A new topic for suggestions -- Configuration of the pickup. The US market is flooded with HUGE, 4-door, crew-cab, big-bed pickups. I'd love to see the Scout pickup with a regular, 2-door cab (with a small space behind the seats for stuff and to provide room to lean the seatbacks back a bit), and a short bed. Overall length no more than 180", similar to the early Toyota Tacomas. IH Scouts were always small, and should stay that way. This would provide a state-of-the-technology option for fans of the vintage Toyota Land Cruiser FJ40/43/45s, which most off-road and SUV enthusiasts consider the gold standard -- more appealing than today's Broncos and Jeeps. Why not shoot for the best, especially since no one else is currently in that space?
I think the world needs smaller vehicles in general. So this would be great. I canceled my R1S pre-order because I realized it was way more vehicle than I really needed even though it's amazing. The Ford Maverick is killing it because there is still demand for the small but utility-focused vehicle. Plus it's way easier to get into the garage or park it.
 
Ford did get the Bronco right.
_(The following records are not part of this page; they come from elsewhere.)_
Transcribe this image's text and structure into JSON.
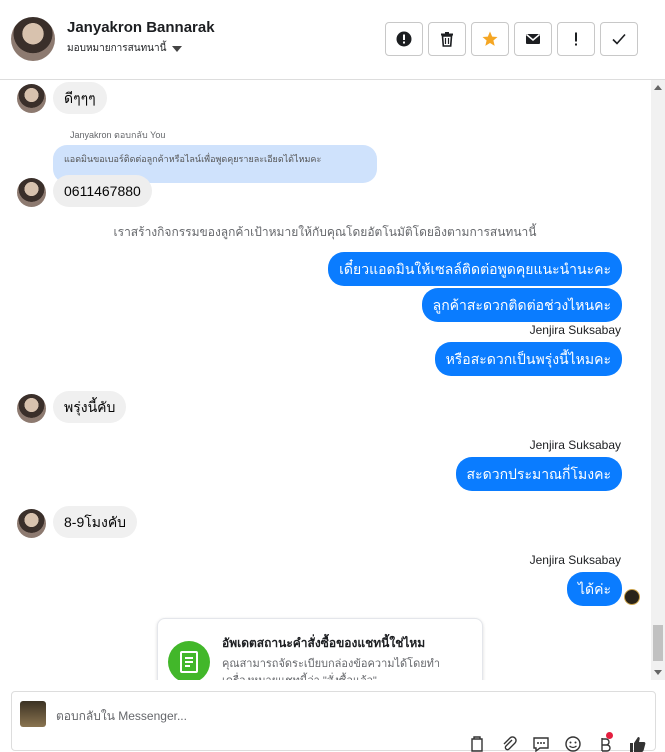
{
  "header": {
    "name": "Janyakron Bannarak",
    "assign_label": "มอบหมายการสนทนานี้"
  },
  "messages": {
    "m1": "ดีๆๆๆ",
    "reply_label": "Janyakron ตอบกลับ You",
    "quoted": "แอดมินขอเบอร์ติดต่อลูกค้าหรือไลน์เพื่อพูดคุยรายละเอียดได้ไหมคะ",
    "m2": "0611467880",
    "system_note": "เราสร้างกิจกรรมของลูกค้าเป้าหมายให้กับคุณโดยอัตโนมัติโดยอิงตามการสนทนานี้",
    "o1": "เดี๋ยวแอดมินให้เซลล์ติดต่อพูดคุยแนะนำนะคะ",
    "o2": "ลูกค้าสะดวกติดต่อช่วงไหนคะ",
    "sender1": "Jenjira Suksabay",
    "o3": "หรือสะดวกเป็นพรุ่งนี้ไหมคะ",
    "m3": "พรุ่งนี้คับ",
    "sender2": "Jenjira Suksabay",
    "o4": "สะดวกประมาณกี่โมงคะ",
    "m4": "8-9โมงคับ",
    "sender3": "Jenjira Suksabay",
    "o5": "ได้ค่ะ"
  },
  "card": {
    "title": "อัพเดตสถานะคำสั่งซื้อของแชทนี้ใช่ไหม",
    "desc": "คุณสามารถจัดระเบียบกล่องข้อความได้โดยทำเครื่องหมายแชทนี้ว่า \"สั่งซื้อแล้ว\""
  },
  "composer": {
    "placeholder": "ตอบกลับใน Messenger..."
  },
  "colors": {
    "outgoing": "#0a7cff",
    "incoming": "#f0f0f0",
    "quoted": "#cfe2fc",
    "accent_star": "#f5a623"
  },
  "icons": [
    "spam-icon",
    "trash-icon",
    "star-icon",
    "envelope-icon",
    "exclamation-icon",
    "check-icon"
  ]
}
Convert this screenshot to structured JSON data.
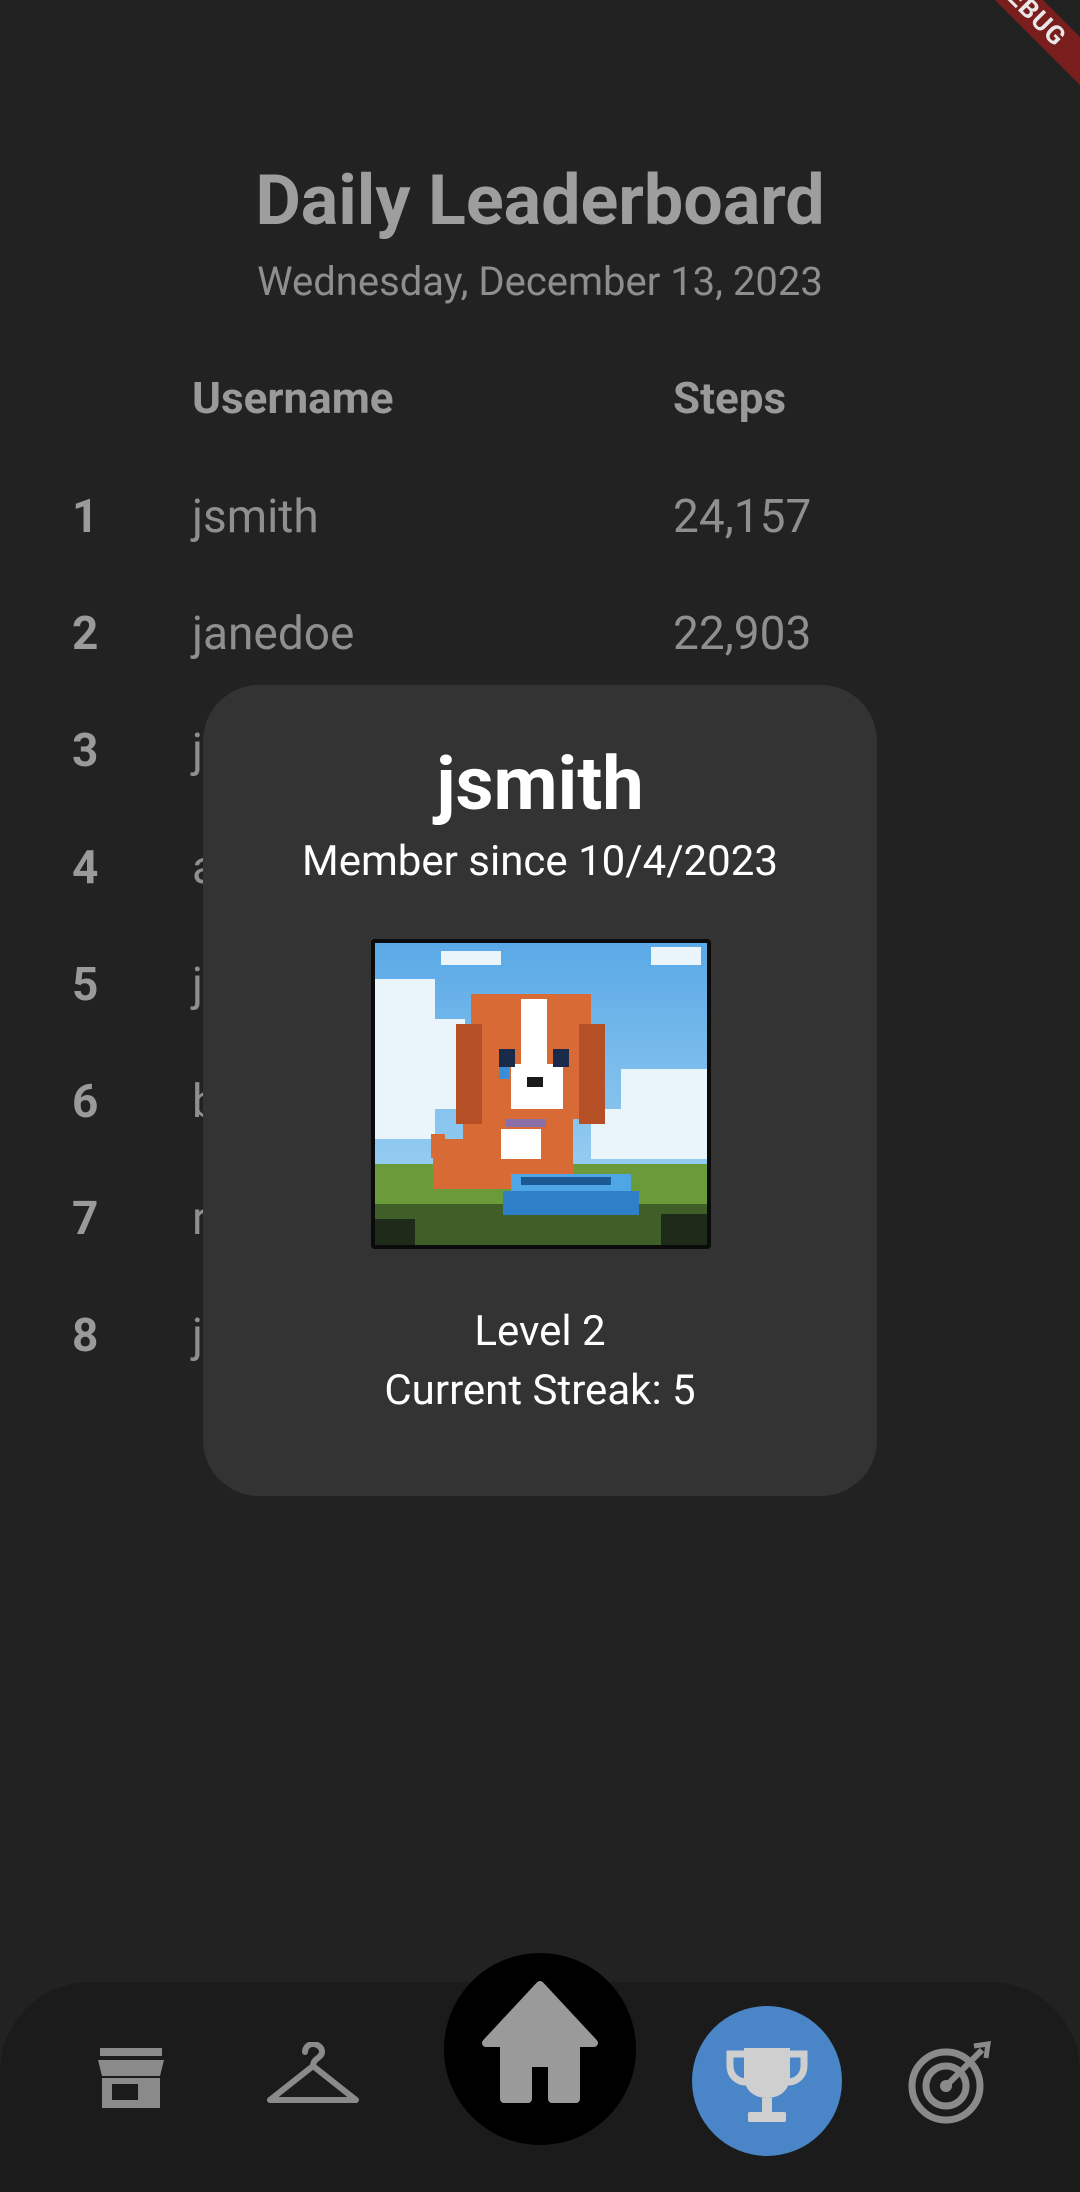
{
  "debug_banner": "DEBUG",
  "header": {
    "title": "Daily Leaderboard",
    "date": "Wednesday, December 13, 2023"
  },
  "table": {
    "columns": [
      "Username",
      "Steps"
    ],
    "rows": [
      {
        "rank": "1",
        "username": "jsmith",
        "steps": "24,157"
      },
      {
        "rank": "2",
        "username": "janedoe",
        "steps": "22,903"
      },
      {
        "rank": "3",
        "username": "j",
        "steps": ""
      },
      {
        "rank": "4",
        "username": "a",
        "steps": ""
      },
      {
        "rank": "5",
        "username": "j",
        "steps": ""
      },
      {
        "rank": "6",
        "username": "b",
        "steps": ""
      },
      {
        "rank": "7",
        "username": "r",
        "steps": ""
      },
      {
        "rank": "8",
        "username": "j",
        "steps": ""
      }
    ]
  },
  "profile_popup": {
    "username": "jsmith",
    "member_since": "Member since 10/4/2023",
    "avatar_icon": "pixel-dog-avatar",
    "level": "Level 2",
    "streak": "Current Streak: 5"
  },
  "bottom_nav": {
    "items": [
      {
        "icon": "store-icon",
        "active": false
      },
      {
        "icon": "hanger-icon",
        "active": false
      },
      {
        "icon": "home-icon",
        "active": false
      },
      {
        "icon": "trophy-icon",
        "active": true
      },
      {
        "icon": "target-icon",
        "active": false
      }
    ],
    "active_color": "#4a86c7"
  },
  "colors": {
    "background": "#222223",
    "popup": "#333334",
    "muted_text": "#9a9a9a"
  }
}
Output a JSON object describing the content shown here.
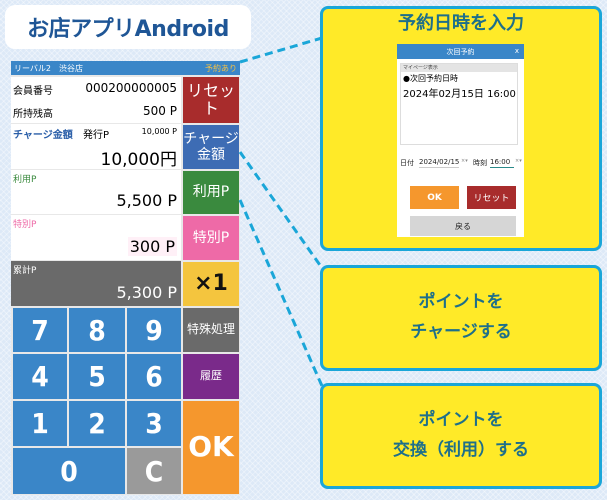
{
  "title": "お店アプリAndroid",
  "app": {
    "header": {
      "store": "リーバル2　渋谷店",
      "badge": "予約あり"
    },
    "member": {
      "member_no_label": "会員番号",
      "member_no": "000200000005",
      "balance_label": "所持残高",
      "balance": "500 P"
    },
    "charge": {
      "label": "チャージ金額",
      "issued_label": "発行P",
      "issued_value": "10,000 P",
      "amount": "10,000円"
    },
    "use": {
      "label": "利用P",
      "value": "5,500 P"
    },
    "special": {
      "label": "特別P",
      "value": "300 P"
    },
    "total": {
      "label": "累計P",
      "value": "5,300 P"
    },
    "side_buttons": {
      "reset": "リセット",
      "charge_line1": "チャージ",
      "charge_line2": "金額",
      "use": "利用P",
      "special": "特別P",
      "multiplier": "×1",
      "special_processing": "特殊処理",
      "history": "履歴",
      "ok": "OK"
    },
    "keypad": [
      "7",
      "8",
      "9",
      "4",
      "5",
      "6",
      "1",
      "2",
      "3",
      "0",
      "C"
    ]
  },
  "callouts": {
    "reservation": {
      "title": "予約日時を入力",
      "dialog": {
        "title": "次回予約",
        "close": "x",
        "caption": "マイページ表示",
        "line1": "●次回予約日時",
        "line2": "2024年02月15日 16:00",
        "date_label": "日付",
        "date_value": "2024/02/15",
        "date_clear": "×▾",
        "time_label": "時刻",
        "time_value": "16:00",
        "time_clear": "×▾",
        "ok": "OK",
        "reset": "リセット",
        "back": "戻る"
      }
    },
    "charge": {
      "line1": "ポイントを",
      "line2": "チャージする"
    },
    "exchange": {
      "line1": "ポイントを",
      "line2": "交換（利用）する"
    }
  },
  "colors": {
    "brand_blue": "#3a86c8",
    "reset_red": "#a82c2c",
    "charge_blue": "#3d6cb4",
    "use_green": "#3a8a3e",
    "special_pink": "#ee6aa7",
    "multiplier_yellow": "#f4c53e",
    "gray": "#6a6a6a",
    "history_purple": "#7a2a8a",
    "ok_orange": "#f5972d",
    "callout_yellow": "#ffea28",
    "callout_border": "#1aa6d8"
  }
}
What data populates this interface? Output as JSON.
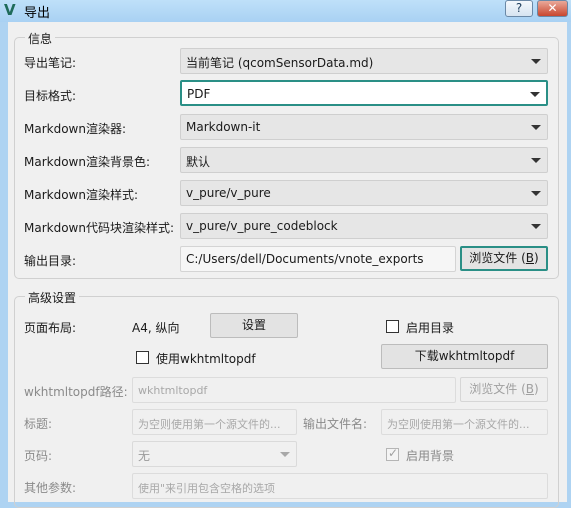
{
  "window": {
    "app_icon": "V",
    "title": "导出",
    "help_label": "?",
    "close_label": "✕"
  },
  "info_group": {
    "legend": "信息",
    "rows": [
      {
        "label": "导出笔记:",
        "value": "当前笔记 (qcomSensorData.md)"
      },
      {
        "label": "目标格式:",
        "value": "PDF"
      },
      {
        "label": "Markdown渲染器:",
        "value": "Markdown-it"
      },
      {
        "label": "Markdown渲染背景色:",
        "value": "默认"
      },
      {
        "label": "Markdown渲染样式:",
        "value": "v_pure/v_pure"
      },
      {
        "label": "Markdown代码块渲染样式:",
        "value": "v_pure/v_pure_codeblock"
      }
    ],
    "output_dir": {
      "label": "输出目录:",
      "value": "C:/Users/dell/Documents/vnote_exports",
      "browse_text": "浏览文件 (",
      "browse_key": "B",
      "browse_close": ")"
    }
  },
  "advanced_group": {
    "legend": "高级设置",
    "page_layout_label": "页面布局:",
    "page_layout_value": "A4, 纵向",
    "settings_button": "设置",
    "enable_toc_label": "启用目录",
    "use_wkhtmltopdf_label": "使用wkhtmltopdf",
    "download_button": "下载wkhtmltopdf",
    "wk_path_label": "wkhtmltopdf路径:",
    "wk_path_value": "wkhtmltopdf",
    "browse_text": "浏览文件 (",
    "browse_key": "B",
    "browse_close": ")",
    "title_label": "标题:",
    "title_placeholder": "为空则使用第一个源文件的...",
    "output_name_label": "输出文件名:",
    "output_name_placeholder": "为空则使用第一个源文件的...",
    "page_number_label": "页码:",
    "page_number_value": "无",
    "enable_bg_label": "启用背景",
    "other_args_label": "其他参数:",
    "other_args_placeholder": "使用\"来引用包含空格的选项"
  }
}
Most of us spend a majority of our driving time on-the-road getting to our off-road destination.
Scout should build on the capability of the Bronco by following the concept and improving where possible.

Trade-offs to avoid
- sacrificing road driving manners for off-road "capability"
- sacrificing off-road "capability" for towing numbers